The turkey siege may not have been personal

Readers may recall a previous post where a turkey held me hostage in my car for about half an hour.

While taking a walk a couple of days ago, I saw a turkey standing guard over someone else’s car and then chasing yet another car down the road. Whether this was the same turkey that held me captive I do not know, since we were never properly introduced the first time around.

I then saw another resident approach her car where another turkey was lurking. I watched from a distance for about ten minutes as she, after getting into the car and starting it, could not drive away immediately because the turkey kept hanging around the car, walking around it, and even seeming to peck at it or maybe it was getting up close to it to see its reflection. The driver clearly did not want to risk driving over the turkey and so could barely move. She would inch the car backwards and the turkey would follow. This went on for about ten minutes, until she was sure that she could go without hitting it and then she drove off, with the turkey in hot pursuit.

So I think that my encounter with the turkey was not due to any personal animosity towards me but instead that the neighborhood turkeys are on some kind of mission to harass cars in general. It means that the turkey who held me hostage is not likely to be rounding up a posse and planning a surprise attack on me personally.


  1. consciousness razor says

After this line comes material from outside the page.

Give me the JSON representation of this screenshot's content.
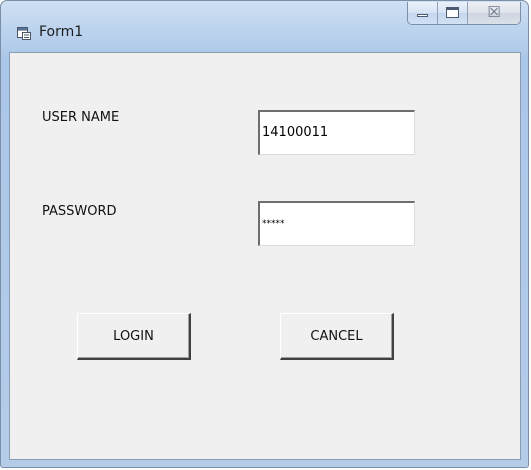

    It means that the turkey who held me hostage is not likely to be rounding up a posse and planning a surprise attack on me personally.

    But it could be that the previous one was a time-traveling robot, who was sent back to kill you before you could save humanity, in the ensuing post-apocalyptic war after a nuclear holocaust caused by a malevolent AI network (which was, unfortunately, the inevitable result of your own failure to completely destroy the turkey/robot in question). And what you might have just seen is another possible turkey/robot, which was sent back by the human resistance in order to combat a third and as yet unseen time-traveling turkey/robot. And that one, like the first, is also bent on your destruction.

    No way to rule that out.

  2. says

    Turkeys can be very aggressive this time of year. I binge watched turkey attack videos on youtube once. I saw a farmer mention that to deal with aggressive roosters they hold them down with their head on the ground for 15 seconds like another rooster would. It’s not a small bird though and sometimes more than one will do it together.

  3. kestrel says

    Yep. This sounds like almost all the turkeys I have known. So yes, nothing personal. On the other hand, it does make them easy to catch.

    Tomorrow I have to go help a neighbor who owns a very mean goose. I’m going to catch him and transport him elsewhere to a new farm, as his owner is too ill to deal with him. It will be no problem to catch him, as, like these turkeys, he won’t be afraid to walk right up to me. I will bring a net but highly doubt I’ll need it. I’ll probably be able to just pick him up. Silly things.

  4. blf says

    The turkey has been cast as the villain in this saga to divert attention away from the real villain — not Mano, albeit he certainly bears watching (and may even have bears watching him) — but the cars. A malevolent life-form only known for the past 100+ years, slowly, insidiously, worming its way into everyone else’s life (not just humans, turkeys, and Mano, but pretty much everything), consuming oxygen and liquefied dinosaur, producing toxic gases and demanding a massive, largely toxic or destructive infrastructure, which is willingly created by the now-enslaved humans.

    The brave turkey resistance is fighting back, trying — like the dolphins before them (“so long and thanks for all the fish!”), like the eroded and defiled lands, like the suddenly-extinct lifeforms, like the slick-encrusted beaches and oceans and (burning) rivers and lands — to free the humans, to get them to revolt against their mechanized masters.

  5. mnb0 says

    “the neighborhood turkeys are on some kind of mission to harass cars in general”
    A very noble mission indeed -- from now on I cheer for them.

  6. Numenaster, whose eyes are up here says

    @kestrel #3:

    I saw someone do that with an aggressive rooster once, and it was like magic. When she let go of the rooster after 15-20 seconds, he stayed laying on the ground, blinking occasionally, as if to say “What happened?”

  7. says

    @Numenaster 9
    It was pretty impressive. There’s an abstract risk of the turkeys role-modeling the behavior and it spreading (hence the ganging up). Corvids can hold personal grudges and role-model them.

    I have caught geese for fun but I understand if it’s startling to anyone who not tried to subdue a larger bird without damage. Maybe some bored people can be convinced to go dominate turkeys in their spare time?

    Relatedly over the holidays I was binging on videos of bird brooding behavior and realized I was fascinated with brooding while brooding.

Leave a Reply

Your email address will not be published. Required fields are marked *